You say at the top of the film that you won't show the beheading, but there are tough images nonetheless. Did it seem obvious to you how gruesome you’d let the footage become?
It was never obvious. It was a constant discussion and evolution of what I wanted to show and what was important to show as we developed the narrative. At first, I didn’t want to show anything from the video of Jim in the orange jumpsuit. The war footage I definitely wanted to show because that’s what he was doing.
The great thing is, one of my writers and the editor didn’t know Jim, so it was like this perspective that kept me in line with what’s good for the narrative, as opposed to what I want to show because he’s my friend. You want to say, “Oh, it’s that guy, the journalist who was beheaded in Syria.” But you have to show that image because that’s how everybody knows who James Foley was. The idea of not showing the image quickly went out the door. And then, as we developed the story and it became what it was, when we ultimately get to that moment of Jim’s death, that was a really difficult sequence to edit. What are we going to show? Is it necessary? This is a piece of propaganda video. This is a recruitment video for ISIS, so you run a really difficult line between exploitation versus narrative, and I think ultimately what I ended up realizing was the whole idea of this film was to recontextualize the video. Take it away from its intended purpose and twist it so Jim owns it, because once you understand who Jim was as a person, I believe, it’s no longer this symbol of propaganda. When you see Jim in that element, you see that total resolve and what he endured. Now I feel like that’s his moment. It’s not ISIS’s moment. That was the end of his life, but it means something much bigger now than just a politically fueled image.
Before making this movie, would you have called yourself a political person?
Has it made you more political?
I would say yeah, definitely. The film is purposefully apolitical for a number of reasons. There are so many political issues this film brings up, and I don’t really like films that just kind of kiss something. You can’t just say, “Oh, totalitarianism, ” and then just move on. There’s government hostage policy. Do we bomb ISIS? What do we do with the Syrian government and their regime? Do we pay a ransom? Our government launched a raid at one point to rescue the prisoners, which has since been declassified. It was unsuccessful - they were too late, and there’s a lot of backstory to this. The criticisms that we get for the film are that it’s not political enough, like, “Oh, it’s dishonest because it’s not talking about these things.” But that’s not dishonesty.
It’s the story you chose to tell.
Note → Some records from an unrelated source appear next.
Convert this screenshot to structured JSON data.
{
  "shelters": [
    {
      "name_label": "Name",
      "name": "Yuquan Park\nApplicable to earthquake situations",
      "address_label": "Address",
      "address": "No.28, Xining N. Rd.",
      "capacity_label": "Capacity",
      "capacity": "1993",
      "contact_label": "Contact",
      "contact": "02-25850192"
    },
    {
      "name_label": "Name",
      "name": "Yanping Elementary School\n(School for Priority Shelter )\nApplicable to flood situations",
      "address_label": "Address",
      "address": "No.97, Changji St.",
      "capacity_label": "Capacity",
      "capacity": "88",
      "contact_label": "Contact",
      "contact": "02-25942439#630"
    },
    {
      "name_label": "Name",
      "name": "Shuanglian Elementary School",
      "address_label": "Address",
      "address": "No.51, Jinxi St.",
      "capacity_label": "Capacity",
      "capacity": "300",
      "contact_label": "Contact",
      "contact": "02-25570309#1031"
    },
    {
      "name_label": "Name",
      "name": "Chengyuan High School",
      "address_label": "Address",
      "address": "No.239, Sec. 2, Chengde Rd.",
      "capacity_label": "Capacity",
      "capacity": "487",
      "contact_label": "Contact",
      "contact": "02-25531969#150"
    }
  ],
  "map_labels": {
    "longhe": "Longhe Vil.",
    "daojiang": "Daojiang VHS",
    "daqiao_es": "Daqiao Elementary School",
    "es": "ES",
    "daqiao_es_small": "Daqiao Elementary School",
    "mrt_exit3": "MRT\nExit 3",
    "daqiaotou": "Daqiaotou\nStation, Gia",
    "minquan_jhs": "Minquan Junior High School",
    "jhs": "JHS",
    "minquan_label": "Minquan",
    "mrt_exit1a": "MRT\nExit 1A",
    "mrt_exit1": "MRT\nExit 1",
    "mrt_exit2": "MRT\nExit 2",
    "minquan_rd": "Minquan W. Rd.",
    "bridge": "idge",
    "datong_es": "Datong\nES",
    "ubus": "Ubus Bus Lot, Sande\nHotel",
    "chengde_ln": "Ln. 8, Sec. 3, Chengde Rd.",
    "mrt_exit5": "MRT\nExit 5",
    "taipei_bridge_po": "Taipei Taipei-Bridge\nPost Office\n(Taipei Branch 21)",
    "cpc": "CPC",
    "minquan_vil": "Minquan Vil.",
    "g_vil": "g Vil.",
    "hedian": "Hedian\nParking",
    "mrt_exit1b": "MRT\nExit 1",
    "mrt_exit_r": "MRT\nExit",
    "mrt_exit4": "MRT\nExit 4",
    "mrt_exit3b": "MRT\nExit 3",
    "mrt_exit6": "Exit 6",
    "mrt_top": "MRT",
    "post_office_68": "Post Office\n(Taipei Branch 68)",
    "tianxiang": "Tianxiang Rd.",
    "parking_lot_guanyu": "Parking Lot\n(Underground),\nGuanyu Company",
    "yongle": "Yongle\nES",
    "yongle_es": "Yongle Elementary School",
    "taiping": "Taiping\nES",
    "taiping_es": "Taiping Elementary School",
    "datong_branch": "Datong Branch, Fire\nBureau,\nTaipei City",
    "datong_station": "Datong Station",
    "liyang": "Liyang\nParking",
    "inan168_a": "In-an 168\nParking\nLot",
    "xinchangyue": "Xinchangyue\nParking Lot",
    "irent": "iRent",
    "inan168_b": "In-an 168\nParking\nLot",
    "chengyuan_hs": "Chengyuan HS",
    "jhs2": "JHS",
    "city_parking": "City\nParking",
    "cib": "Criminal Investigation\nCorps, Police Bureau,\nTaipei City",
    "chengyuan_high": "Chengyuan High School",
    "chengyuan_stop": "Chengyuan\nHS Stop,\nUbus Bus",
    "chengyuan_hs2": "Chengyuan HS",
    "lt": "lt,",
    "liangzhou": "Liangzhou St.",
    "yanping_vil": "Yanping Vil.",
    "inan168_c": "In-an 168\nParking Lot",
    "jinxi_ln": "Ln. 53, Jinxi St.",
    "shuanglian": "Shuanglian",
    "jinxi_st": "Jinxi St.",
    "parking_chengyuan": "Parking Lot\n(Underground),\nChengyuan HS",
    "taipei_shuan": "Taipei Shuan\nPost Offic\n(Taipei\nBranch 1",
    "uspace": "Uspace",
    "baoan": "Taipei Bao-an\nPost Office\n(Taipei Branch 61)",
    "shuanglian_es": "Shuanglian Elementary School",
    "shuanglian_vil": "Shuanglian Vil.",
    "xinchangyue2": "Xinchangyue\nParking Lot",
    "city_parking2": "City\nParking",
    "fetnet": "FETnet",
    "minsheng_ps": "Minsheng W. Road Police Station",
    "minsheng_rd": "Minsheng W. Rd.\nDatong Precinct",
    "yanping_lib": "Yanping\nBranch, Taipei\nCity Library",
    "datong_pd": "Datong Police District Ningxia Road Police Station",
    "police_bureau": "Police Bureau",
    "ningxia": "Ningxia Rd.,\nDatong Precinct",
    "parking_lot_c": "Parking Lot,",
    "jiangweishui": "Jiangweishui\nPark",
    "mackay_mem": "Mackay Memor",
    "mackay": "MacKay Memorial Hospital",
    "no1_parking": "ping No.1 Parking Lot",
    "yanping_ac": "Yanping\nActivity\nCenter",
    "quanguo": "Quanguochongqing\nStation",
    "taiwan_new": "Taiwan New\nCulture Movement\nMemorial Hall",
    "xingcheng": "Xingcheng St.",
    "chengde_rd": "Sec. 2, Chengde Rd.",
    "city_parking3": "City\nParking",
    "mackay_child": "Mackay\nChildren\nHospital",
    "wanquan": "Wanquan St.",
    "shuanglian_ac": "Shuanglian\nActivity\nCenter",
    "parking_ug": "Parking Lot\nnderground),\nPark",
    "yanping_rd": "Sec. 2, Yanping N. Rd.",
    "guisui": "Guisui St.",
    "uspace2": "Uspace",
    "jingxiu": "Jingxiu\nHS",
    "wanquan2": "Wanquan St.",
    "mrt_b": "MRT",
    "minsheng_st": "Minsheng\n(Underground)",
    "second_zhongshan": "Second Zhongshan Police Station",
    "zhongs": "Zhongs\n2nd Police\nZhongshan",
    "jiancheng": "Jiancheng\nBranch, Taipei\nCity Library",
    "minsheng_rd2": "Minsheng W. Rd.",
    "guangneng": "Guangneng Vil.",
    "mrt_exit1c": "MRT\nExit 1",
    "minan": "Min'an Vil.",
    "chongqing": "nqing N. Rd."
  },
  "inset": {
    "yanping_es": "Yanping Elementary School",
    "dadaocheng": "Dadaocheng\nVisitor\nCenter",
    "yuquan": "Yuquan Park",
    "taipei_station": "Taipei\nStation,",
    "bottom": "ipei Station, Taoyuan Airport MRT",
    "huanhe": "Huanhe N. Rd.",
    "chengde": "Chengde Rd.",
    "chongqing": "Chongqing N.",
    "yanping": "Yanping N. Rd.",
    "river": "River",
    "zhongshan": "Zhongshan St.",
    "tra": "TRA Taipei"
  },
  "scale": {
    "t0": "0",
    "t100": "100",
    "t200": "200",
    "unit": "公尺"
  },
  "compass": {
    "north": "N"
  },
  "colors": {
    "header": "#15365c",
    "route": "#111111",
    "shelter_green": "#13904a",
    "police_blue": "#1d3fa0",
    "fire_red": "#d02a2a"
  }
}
The movie could have been strictly about global politics.
You could make any kind of movie, but I’m not about to get into any of those topics because I don’t have the time to go over them, and then once I do, then you lose Jim. But, at the same time, what I like about the film, and what I learned - and this wasn’t intentional - was that Jim’s story was just this story of this one guy, but the political issues that percolate to the surface are huge, especially now. The Syrian refugee crisis is the biggest refugee crisis since World War II, and Jim was there telling stories about that, like European hostage policy versus American hostage policy. Then there’s humanity, and good versus evil, and all these things that come up. I feel that's more powerful than me saying, “This is what you should be thinking” or “This is what the government should be doing.” I’m not in a position to say that. Jim would hate that, too - he wouldn’t want me to be political like that. But go ahead and sit in a bar with your buddies for three hours and talk about it. I think the film brings those things to the surface, which is great.
There’s going to be conspiracy theorists wherever you go. I learned this lesson when I did a film on the national debt, called “I.O.U.S.A.” One of the guys in that film was a former U.S. comptroller, David Walker. The film came out, and people were saying it was this and people were saying it was that, and the director was all concerned. And David said, from a very political standpoint, “Listen, all you have to do is focus on the 70 percent.” I said, “What does that mean?” He said, “There’s 15 percent of people on the left and there’s 15 percent of people on the right that have very extreme views. Focus on the 70 percent in the middle because the 15 percent on the left and the 15 percent on the right, you’re never going to reach them. No matter what you do, you’re never going to change their minds or satisfy their desires." Whether it’s conspiracy theorists or people saying this is a fake video, it’s not worth my time. It’s all bullshit. I don’t know if you want to print that, but it’s true.
How much time did you spend with each of Jim’s family members?
I did two interviews with Diane, Jim’s mother, and I did one interview with everybody else. They lasted anywhere from two and a half to four hours. This was the first time I’ve ever done long-form interviewing. My approach was to spend the morning with them. We’d get breakfast and tea and chat. I already knew them, but I wanted to spend time with them.
Without cameras rolling?
No cameras. And then we’d have lunch, and then sit down and do the interview later in the day. Even when I met with [journalists Daniel and Pierre and Didier and Nicolas], I was comfortable. I brought Michael and Katy, Jim's two siblings, to France with me to do those interviews. Diane had put me in touch with them, so there's an immediate comfort factor. These were Jim’s friends. It was nice because they knew I wasn’t there for some agenda-driven angle. I was just Jim’s friend making a documentary. That really helped me out.